The chances of being struck by lightning? 1 in 280,000.
The chances of spotting an albino raccoon? 1 in 750,000.
Yet, last week, a La Plata County family found a rare albino raccoon, albeit dead, on their property south of Durango, out on Florida Mesa.
“It just didn’t look like anything we had seen before,” said Shanan Robinson Malone.
Malone’s dogs found the animal carcass Thursday while playing outside. When her husband, Robert, took a closer look, he at first couldn’t tell what kind of animal it was.
“He (Robert) just had a strange look on his face,” Malone said.
The family suspected it was an albino raccoon, but its large size (estimated at 35 pounds) and facial features caused them to second guess the species.
Malone posted some photos to the Durango Colorado On-Line Garage Sale Facebook group, eliciting a flurry of speculations.
Some people surmised it was a possum, or a fox, or something called a “raccoon dog.” A few even thought it could have been the legendary folklore creature chupacabra.
On Friday, the family took the animal carcass to the Colorado Parks and Wildlife office in Durango looking for a professional opinion.
Matt Thorpe, wildlife manager, confirmed: albino raccoon. Any confusion about the animal’s species, he said, was likely because the animal had been dead for a while.

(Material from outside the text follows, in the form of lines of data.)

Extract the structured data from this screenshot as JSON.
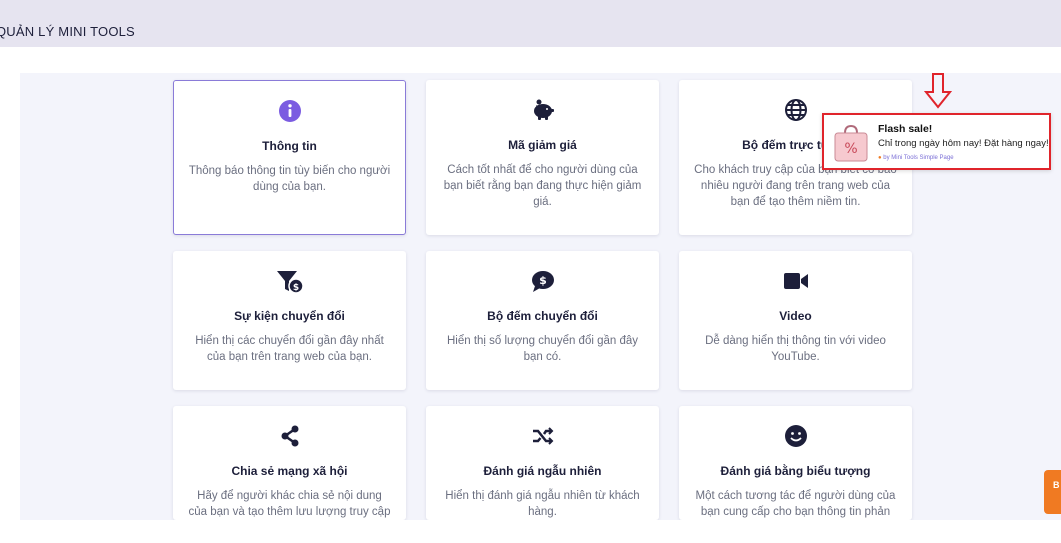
{
  "header": {
    "title": "QUẢN LÝ MINI TOOLS"
  },
  "cards": [
    {
      "title": "Thông tin",
      "desc": "Thông báo thông tin tùy biến cho người dùng của bạn.",
      "icon": "info-circle-icon"
    },
    {
      "title": "Mã giảm giá",
      "desc": "Cách tốt nhất để cho người dùng của bạn biết rằng bạn đang thực hiện giảm giá.",
      "icon": "piggy-bank-icon"
    },
    {
      "title": "Bộ đếm trực tuyến",
      "desc": "Cho khách truy cập của bạn biết có bao nhiêu người đang trên trang web của bạn để tạo thêm niềm tin.",
      "icon": "globe-icon"
    },
    {
      "title": "Sự kiện chuyển đổi",
      "desc": "Hiển thị các chuyển đổi gần đây nhất của bạn trên trang web của bạn.",
      "icon": "funnel-dollar-icon"
    },
    {
      "title": "Bộ đếm chuyển đổi",
      "desc": "Hiển thị số lượng chuyển đổi gần đây bạn có.",
      "icon": "comment-dollar-icon"
    },
    {
      "title": "Video",
      "desc": "Dễ dàng hiển thị thông tin với video YouTube.",
      "icon": "video-camera-icon"
    },
    {
      "title": "Chia sẻ mạng xã hội",
      "desc": "Hãy để người khác chia sẻ nội dung của bạn và tạo thêm lưu lượng truy cập cho",
      "icon": "share-icon"
    },
    {
      "title": "Đánh giá ngẫu nhiên",
      "desc": "Hiển thị đánh giá ngẫu nhiên từ khách hàng.",
      "icon": "shuffle-icon"
    },
    {
      "title": "Đánh giá bằng biểu tượng",
      "desc": "Một cách tương tác để người dùng của bạn cung cấp cho bạn thông tin phản hồi",
      "icon": "smile-icon"
    }
  ],
  "popup": {
    "title": "Flash sale!",
    "message": "Chỉ trong ngày hôm nay! Đặt hàng ngay!",
    "by": "by Mini Tools Simple Page",
    "image_icon": "shopping-bag-percent-icon"
  },
  "side_tab": {
    "label": "B"
  },
  "colors": {
    "accent": "#7b5ce1",
    "icon": "#1d1f3a",
    "highlight": "#e0242b",
    "side_tab": "#f07a22"
  }
}
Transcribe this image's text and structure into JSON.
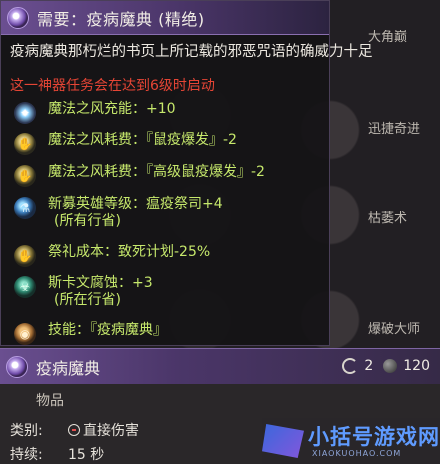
{
  "tooltip": {
    "title": "需要：疫病魔典 (精绝)",
    "description": "疫病魔典那朽烂的书页上所记载的邪恶咒语的确威力十足",
    "warning": "这一神器任务会在达到6级时启动",
    "perks": [
      {
        "icon": "sparkle-icon",
        "text": "魔法之风充能：+10"
      },
      {
        "icon": "rat-hand-icon",
        "text": "魔法之风耗费：『鼠疫爆发』-2"
      },
      {
        "icon": "rat-hand-icon",
        "text": "魔法之风耗费：『高级鼠疫爆发』-2"
      },
      {
        "icon": "plague-priest-icon",
        "text": "新募英雄等级：瘟疫祭司+4",
        "sub": "(所有行省)"
      },
      {
        "icon": "ritual-icon",
        "text": "祭礼成本：致死计划-25%"
      },
      {
        "icon": "skaven-corruption-icon",
        "text": "斯卡文腐蚀：+3",
        "sub": "(所在行省)"
      },
      {
        "icon": "skill-icon",
        "text": "技能：『疫病魔典』"
      }
    ]
  },
  "background": {
    "labels": [
      "大角巅",
      "迅捷奇进",
      "枯萎术",
      "爆破大师"
    ]
  },
  "card": {
    "title": "疫病魔典",
    "cooldown": "2",
    "cost": "120",
    "type": "物品",
    "rows": [
      {
        "key": "类别:",
        "value": "直接伤害"
      },
      {
        "key": "持续:",
        "value": "15 秒"
      }
    ]
  },
  "watermark": {
    "text": "小括号游戏网",
    "sub": "XIAOKUOHAO.COM"
  }
}
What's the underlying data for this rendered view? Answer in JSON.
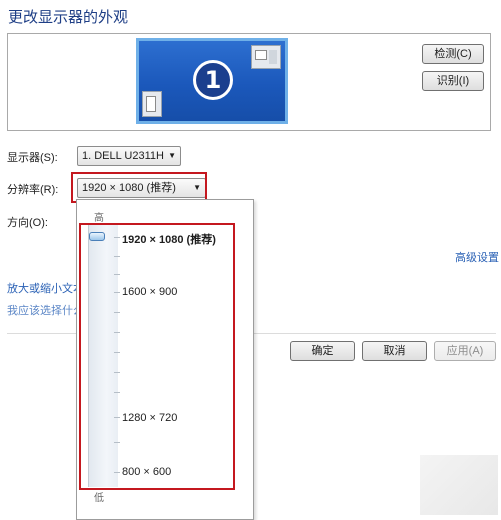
{
  "window": {
    "title": "更改显示器的外观"
  },
  "preview": {
    "monitor_number": "1",
    "detect_button": "检测(C)",
    "identify_button": "识别(I)"
  },
  "form": {
    "display_label": "显示器(S):",
    "display_value": "1. DELL U2311H",
    "resolution_label": "分辨率(R):",
    "resolution_value": "1920 × 1080 (推荐)",
    "orientation_label": "方向(O):"
  },
  "resolution_popup": {
    "high_label": "高",
    "low_label": "低",
    "options": [
      {
        "label": "1920 × 1080 (推荐)",
        "selected": true
      },
      {
        "label": "1600 × 900",
        "selected": false
      },
      {
        "label": "1280 × 720",
        "selected": false
      },
      {
        "label": "800 × 600",
        "selected": false
      }
    ],
    "slider_fraction": 1.0
  },
  "links": {
    "advanced_settings": "高级设置",
    "text_size": "放大或缩小文本",
    "which_settings": "我应该选择什么"
  },
  "actions": {
    "ok": "确定",
    "cancel": "取消",
    "apply": "应用(A)"
  },
  "colors": {
    "title_blue": "#1f3f86",
    "link_blue": "#2a61b5",
    "highlight_red": "#c4181f",
    "monitor_blue": "#1b58bb"
  }
}
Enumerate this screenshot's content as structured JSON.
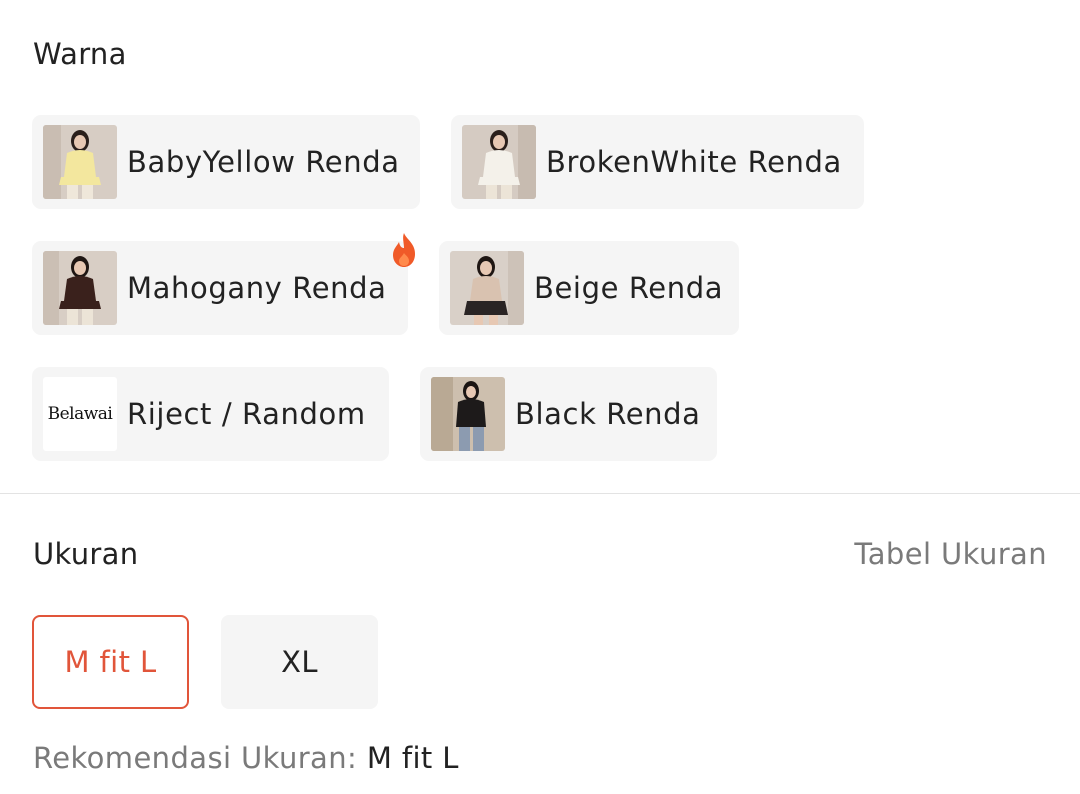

“It’s pretty unusual for us to see them,” Thorpe said. “I’ve never seen one.”
Albino raccoons are especially uncommon because raccoons, being nocturnal, rely on their gray and black coat to hide from predators.
An oft-cited article from Wide Open Spaces, an online hunting and fishing publication, includes a comment from the Indiana Division of Fish and Wildlife that says spotting an albino raccoon is rarer than being struck by lightning.
“Many wildlife biologists around the nation agree that albinism occurs in about one (out of) every of 750,000 raccoons,” the post says. “Also, very few survive in the wild as they cannot successfully hide from predators.”
Thorpe said the raccoon found outside of Durango was probably dead for a week. There were no obvious signs of how the animal died, and too much time had passed since it was deceased to justify sending it off to be tested.
Thorpe said he was aware of only one other report of an albino raccoon in the time he’s worked at CPW.
“We got a call about a year or two ago,” he said. “People were freaked out about it, but it occurs naturally in nature.”
On Monday, several residents shared stories of similar run-ins with the supposedly evasive creature, and some even shared photos on The Durango Herald’s Facebook page.
Herald photographer Jerry McBride snapped a photo of what appeared to be an albino raccoon in 2006 while on a hike in the Hermosa area. The raccoon was seen climbing a tree with another raccoon that had normal coloring.